Recently I read this article from Ryan Levesque’s site at http://www.totalmemoryimprovement.com/
and I REMEMBERED an event in my life from the age of 5!
- Where I was
- What I was doing and
- What was said to me
Visual, Auditory and Kinaesthetic representations of what happened
Here is Ryan’s article. Look him up
When we attempt to learn or memorize new information — anything from a person’s name to historical dates — and try to encode that new information into our brain, most of us focus 100% of our mental energy on the “what” part of that information.
That is, we focus on trying to encode WHAT that person’s name is, or WHAT the day, month, and year of that particular historical date is.
Which makes sense, right?
But one thing most people ignore — or don’t pay full attention to — is the “where” component associated with each new piece of information we learn.
That is, WHERE we are — our physical environment — when we attempt to learn or memorize that new information.
If you’re looking to improve your memory, a simple way to get a nice little bump in your recall ability, is to pay CONSCIOUS ATTENTION to your surroundings and environment — the “where” component — whenever you learn new information.
And here’s why:
The reason this is worth taking the time and effort to do is because of something known as the “context effect.”
Numerous studies have demonstrated the power of the “context effect” — which is essentially the fact that if you learn something in one context, then you can later recall that information better in that same context, rather than in a new or different context.
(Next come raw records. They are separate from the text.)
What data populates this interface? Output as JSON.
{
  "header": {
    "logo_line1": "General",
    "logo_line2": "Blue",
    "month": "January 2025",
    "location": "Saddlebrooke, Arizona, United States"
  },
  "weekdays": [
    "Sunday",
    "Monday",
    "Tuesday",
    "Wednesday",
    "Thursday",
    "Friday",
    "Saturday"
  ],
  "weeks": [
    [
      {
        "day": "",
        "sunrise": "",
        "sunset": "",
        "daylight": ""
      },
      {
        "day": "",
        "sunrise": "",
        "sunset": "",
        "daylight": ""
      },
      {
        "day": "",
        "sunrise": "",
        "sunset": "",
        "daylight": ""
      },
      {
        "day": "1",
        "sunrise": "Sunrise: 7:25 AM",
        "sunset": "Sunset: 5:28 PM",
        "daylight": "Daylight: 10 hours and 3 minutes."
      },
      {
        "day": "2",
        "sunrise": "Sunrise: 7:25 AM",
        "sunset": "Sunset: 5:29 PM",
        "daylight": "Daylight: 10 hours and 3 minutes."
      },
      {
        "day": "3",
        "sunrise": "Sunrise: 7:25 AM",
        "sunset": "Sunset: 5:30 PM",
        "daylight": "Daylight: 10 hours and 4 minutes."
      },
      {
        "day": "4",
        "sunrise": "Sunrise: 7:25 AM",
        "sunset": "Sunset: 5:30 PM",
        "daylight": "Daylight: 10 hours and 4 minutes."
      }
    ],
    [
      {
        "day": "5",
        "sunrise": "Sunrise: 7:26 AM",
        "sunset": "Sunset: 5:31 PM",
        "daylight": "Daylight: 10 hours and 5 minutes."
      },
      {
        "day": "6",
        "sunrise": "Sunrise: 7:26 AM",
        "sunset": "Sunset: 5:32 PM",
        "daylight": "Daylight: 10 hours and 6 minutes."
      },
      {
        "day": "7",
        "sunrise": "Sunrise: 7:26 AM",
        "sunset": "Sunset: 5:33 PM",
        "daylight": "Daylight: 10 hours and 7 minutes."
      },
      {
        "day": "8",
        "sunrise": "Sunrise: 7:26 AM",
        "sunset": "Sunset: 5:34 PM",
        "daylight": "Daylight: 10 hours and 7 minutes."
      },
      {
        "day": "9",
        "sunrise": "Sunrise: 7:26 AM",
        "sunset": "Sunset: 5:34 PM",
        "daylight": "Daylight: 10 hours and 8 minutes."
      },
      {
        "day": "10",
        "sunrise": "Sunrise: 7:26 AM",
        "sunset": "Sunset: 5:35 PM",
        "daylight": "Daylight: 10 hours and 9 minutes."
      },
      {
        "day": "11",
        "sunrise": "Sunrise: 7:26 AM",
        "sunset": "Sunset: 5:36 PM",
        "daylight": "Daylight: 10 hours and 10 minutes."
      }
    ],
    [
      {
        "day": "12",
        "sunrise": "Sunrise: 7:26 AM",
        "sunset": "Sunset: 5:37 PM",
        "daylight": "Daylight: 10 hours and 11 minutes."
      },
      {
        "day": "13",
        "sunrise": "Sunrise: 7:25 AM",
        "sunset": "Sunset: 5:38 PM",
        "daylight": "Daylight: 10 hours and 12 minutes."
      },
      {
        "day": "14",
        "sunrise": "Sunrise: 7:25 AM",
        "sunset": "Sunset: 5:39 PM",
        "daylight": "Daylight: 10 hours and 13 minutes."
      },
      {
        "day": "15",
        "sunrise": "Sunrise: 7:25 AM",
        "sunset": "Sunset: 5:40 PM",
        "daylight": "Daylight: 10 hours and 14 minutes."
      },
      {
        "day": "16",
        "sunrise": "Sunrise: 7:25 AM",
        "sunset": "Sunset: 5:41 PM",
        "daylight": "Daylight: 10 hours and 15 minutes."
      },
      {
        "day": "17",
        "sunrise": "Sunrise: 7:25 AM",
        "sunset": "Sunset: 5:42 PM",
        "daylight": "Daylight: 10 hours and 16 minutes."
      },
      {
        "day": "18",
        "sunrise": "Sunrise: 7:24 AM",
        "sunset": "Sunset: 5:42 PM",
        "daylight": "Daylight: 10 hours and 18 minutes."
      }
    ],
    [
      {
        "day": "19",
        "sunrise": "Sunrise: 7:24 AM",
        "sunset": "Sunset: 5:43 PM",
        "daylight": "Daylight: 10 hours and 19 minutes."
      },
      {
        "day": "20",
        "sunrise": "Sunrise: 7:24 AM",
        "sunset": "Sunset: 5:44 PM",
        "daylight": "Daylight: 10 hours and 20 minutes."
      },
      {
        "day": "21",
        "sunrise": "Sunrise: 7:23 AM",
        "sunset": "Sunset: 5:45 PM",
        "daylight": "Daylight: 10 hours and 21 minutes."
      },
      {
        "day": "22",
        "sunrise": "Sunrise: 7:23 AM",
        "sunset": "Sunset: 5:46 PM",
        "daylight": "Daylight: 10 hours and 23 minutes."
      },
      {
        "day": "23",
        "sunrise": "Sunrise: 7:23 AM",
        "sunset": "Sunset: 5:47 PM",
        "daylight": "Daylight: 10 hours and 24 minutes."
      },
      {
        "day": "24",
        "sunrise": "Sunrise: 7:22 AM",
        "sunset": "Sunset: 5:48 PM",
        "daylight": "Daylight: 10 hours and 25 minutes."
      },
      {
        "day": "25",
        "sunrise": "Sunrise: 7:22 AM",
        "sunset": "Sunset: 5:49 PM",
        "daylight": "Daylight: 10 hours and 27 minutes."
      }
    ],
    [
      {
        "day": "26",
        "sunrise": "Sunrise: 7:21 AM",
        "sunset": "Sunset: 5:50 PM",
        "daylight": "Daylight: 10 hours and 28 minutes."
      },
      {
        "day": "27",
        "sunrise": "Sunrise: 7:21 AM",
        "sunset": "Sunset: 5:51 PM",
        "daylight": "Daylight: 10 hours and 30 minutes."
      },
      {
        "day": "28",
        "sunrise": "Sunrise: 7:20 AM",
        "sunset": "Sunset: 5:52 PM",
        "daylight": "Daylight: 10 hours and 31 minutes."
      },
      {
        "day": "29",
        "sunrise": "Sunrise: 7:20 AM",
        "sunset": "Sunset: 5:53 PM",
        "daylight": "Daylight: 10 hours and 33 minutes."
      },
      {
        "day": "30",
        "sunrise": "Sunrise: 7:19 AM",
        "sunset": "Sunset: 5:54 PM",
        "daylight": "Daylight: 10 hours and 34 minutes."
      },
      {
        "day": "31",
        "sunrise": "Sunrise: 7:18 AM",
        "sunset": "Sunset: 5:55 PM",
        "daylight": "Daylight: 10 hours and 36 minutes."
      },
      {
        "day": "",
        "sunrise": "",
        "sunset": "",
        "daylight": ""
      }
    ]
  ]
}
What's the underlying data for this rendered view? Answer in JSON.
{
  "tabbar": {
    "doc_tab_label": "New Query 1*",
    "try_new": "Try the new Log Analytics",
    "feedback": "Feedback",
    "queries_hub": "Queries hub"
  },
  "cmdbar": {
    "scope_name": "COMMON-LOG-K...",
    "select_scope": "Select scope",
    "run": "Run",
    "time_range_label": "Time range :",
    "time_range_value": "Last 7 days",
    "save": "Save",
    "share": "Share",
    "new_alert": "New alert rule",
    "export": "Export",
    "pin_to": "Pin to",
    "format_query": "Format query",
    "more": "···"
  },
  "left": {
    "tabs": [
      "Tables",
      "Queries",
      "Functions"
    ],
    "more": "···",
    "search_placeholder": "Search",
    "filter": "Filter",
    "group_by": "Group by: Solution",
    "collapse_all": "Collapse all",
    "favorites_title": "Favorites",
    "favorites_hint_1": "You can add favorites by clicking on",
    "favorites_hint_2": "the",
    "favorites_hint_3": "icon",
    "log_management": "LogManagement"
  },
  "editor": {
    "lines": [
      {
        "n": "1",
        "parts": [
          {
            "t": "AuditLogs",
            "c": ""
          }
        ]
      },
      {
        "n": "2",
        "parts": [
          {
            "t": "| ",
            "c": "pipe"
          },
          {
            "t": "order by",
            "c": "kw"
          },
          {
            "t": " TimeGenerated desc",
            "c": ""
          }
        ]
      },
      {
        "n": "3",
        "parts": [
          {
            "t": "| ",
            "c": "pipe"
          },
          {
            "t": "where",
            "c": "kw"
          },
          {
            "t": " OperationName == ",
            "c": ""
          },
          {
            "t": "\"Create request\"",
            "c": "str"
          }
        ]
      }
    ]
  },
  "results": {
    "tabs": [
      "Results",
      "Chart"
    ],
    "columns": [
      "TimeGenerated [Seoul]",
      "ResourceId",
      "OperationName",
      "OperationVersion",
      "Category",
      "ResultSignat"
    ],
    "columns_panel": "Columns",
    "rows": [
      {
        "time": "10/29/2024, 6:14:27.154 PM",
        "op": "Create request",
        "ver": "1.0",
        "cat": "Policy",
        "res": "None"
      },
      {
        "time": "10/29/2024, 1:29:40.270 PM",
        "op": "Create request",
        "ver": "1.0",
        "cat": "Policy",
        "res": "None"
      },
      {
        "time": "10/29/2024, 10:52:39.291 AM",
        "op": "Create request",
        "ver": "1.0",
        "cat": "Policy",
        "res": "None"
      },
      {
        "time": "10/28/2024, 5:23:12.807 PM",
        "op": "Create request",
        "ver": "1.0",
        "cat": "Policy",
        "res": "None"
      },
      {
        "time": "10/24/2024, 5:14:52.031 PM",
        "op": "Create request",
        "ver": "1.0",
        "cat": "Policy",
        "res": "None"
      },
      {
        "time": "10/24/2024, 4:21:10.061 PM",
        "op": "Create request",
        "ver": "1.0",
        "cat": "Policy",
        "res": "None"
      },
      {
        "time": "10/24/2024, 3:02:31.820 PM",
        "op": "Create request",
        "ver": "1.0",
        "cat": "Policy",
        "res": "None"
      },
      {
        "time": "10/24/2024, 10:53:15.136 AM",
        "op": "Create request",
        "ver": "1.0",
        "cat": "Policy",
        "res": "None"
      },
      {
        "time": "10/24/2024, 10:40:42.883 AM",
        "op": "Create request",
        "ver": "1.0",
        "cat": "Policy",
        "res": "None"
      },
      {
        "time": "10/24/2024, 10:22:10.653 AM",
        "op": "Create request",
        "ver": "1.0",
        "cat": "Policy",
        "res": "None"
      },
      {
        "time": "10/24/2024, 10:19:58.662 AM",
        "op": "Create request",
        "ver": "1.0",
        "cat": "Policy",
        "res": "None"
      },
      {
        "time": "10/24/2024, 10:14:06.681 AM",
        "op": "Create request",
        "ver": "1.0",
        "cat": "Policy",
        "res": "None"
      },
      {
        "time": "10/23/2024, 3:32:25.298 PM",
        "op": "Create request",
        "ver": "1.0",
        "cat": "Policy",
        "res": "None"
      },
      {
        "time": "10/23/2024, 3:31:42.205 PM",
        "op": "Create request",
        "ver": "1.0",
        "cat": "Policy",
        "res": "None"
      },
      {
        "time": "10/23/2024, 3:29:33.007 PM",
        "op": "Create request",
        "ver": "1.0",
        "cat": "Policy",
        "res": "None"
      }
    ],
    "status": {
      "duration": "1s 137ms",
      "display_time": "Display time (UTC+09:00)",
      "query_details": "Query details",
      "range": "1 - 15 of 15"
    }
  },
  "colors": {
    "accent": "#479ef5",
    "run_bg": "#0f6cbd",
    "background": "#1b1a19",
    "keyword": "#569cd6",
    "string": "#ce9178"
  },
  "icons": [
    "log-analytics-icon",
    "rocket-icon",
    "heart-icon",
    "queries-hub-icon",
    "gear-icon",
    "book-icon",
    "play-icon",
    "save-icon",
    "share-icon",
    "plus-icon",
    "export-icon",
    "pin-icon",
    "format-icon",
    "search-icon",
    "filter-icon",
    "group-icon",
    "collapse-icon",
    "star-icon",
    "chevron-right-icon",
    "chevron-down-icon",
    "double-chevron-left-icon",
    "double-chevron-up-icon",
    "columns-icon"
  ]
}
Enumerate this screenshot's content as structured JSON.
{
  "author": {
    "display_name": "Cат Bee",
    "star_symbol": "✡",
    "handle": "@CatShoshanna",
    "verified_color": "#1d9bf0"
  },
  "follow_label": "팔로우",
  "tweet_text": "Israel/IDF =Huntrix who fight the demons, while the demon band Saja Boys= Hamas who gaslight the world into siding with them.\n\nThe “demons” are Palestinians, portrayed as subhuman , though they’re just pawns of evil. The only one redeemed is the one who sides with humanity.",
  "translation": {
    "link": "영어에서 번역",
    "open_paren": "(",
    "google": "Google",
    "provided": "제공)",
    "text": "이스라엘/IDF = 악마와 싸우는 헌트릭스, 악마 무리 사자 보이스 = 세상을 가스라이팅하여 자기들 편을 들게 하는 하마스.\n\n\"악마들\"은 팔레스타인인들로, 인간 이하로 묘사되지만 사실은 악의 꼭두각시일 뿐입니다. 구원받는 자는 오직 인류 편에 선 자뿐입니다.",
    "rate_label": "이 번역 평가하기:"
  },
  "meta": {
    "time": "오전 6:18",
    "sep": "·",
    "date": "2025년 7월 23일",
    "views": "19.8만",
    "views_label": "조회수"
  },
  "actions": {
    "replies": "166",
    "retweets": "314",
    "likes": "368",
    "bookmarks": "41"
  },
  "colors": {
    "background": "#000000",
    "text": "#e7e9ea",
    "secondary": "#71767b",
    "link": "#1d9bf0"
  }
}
One famous study from the 1980s illustrated an extreme example of the context effect by putting test subjects underwater in a scuba diving suit and teaching them new information.
Later, subjects were tested on their ability to recall the new information they’d learned — both above and under water. And they performed remarkably better when asked to recall the information while underwater — the same environment in which they originally learned that information.
Many similar studies have replicated the same results.
Okay, so what’s the practical application of this, and how can you use it to improve your memory in everyday situations?
First, it helps to understand quickly WHY exactly the “context effect” is so effective:
Essentially, when you pay attention to the context in which you learn something while you learn it — that context in turn becomes a cue or “memory landmark” associated with that newly learned material.
And in the same way that you might use a physical landmark to help you navigate around an unfamiliar city, you can use a memory landmark to help recall information.
You can also take this strategy a step further by not only associating a new piece of information with your general surroundings while you learn that information (e.g. when learning someone’s name at business conference), but also associating that new piece of information with a very specific, concrete element within your environment (e.g. associating that person’s name with the coffee machine you were standing next to while being introduced to that person.)
When it comes time to recall that person’s name down the road, you may recall that you met that person at the business conference… and were introduced next to the coffee machine. Those additional cues can be extremely powerful in helping to recall that person’s name.
The “context effect” has other practical implications as well.
For example, if you’re studying for an exam or preparing to deliver a performance or speech — you can improve your recall by studying or rehearsing in the same location in which you’ll be taking the test or giving the final performance.
By doing so, you’ll have the same visual, environmental cues around you when it comes time take your exam or deliver your performance as when you were studying or rehearsing the information — SO you can use these visual, environmental cues to help “jog your memory” if you have difficulty recalling information during your exam or performance.
Research has also found that the “context effect” can help with memory in other ways as well. For example, studies have shown that learning multiple word lists in several different rooms produce better recall than when learning all the word lists in one single room.
Well it’s thought that by studying in different rooms, you create greater variability in context — and therefore have a wider variety of visual cues at your disposal with which to associate different pieces of learned information.
So an approach you might take if you’re preparing for an exam is to divide your test matter into different themes or subjects — and study each of those subjects in a different room or location (and consciously pay attention to your environment while studying).
So for example, when it comes time to recall information for your physics test, you might remember that you were studying Newton’s Laws while standing in the kitchen, and the formula for deriving force, velocity, and mass while lying on the floor in your bedroom.
By taking this approach, you’ll have a different set of environmental cues available to associate with each topic or sub-topic when it comes time to recall on your test.
It really doesn’t take much effort or work to incorporate the “context effect” into your study routines or as you attempt to memorize new information in everyday situations. But if you’re interested in improving your memory, the payoff of this simple strategy can be tremendous!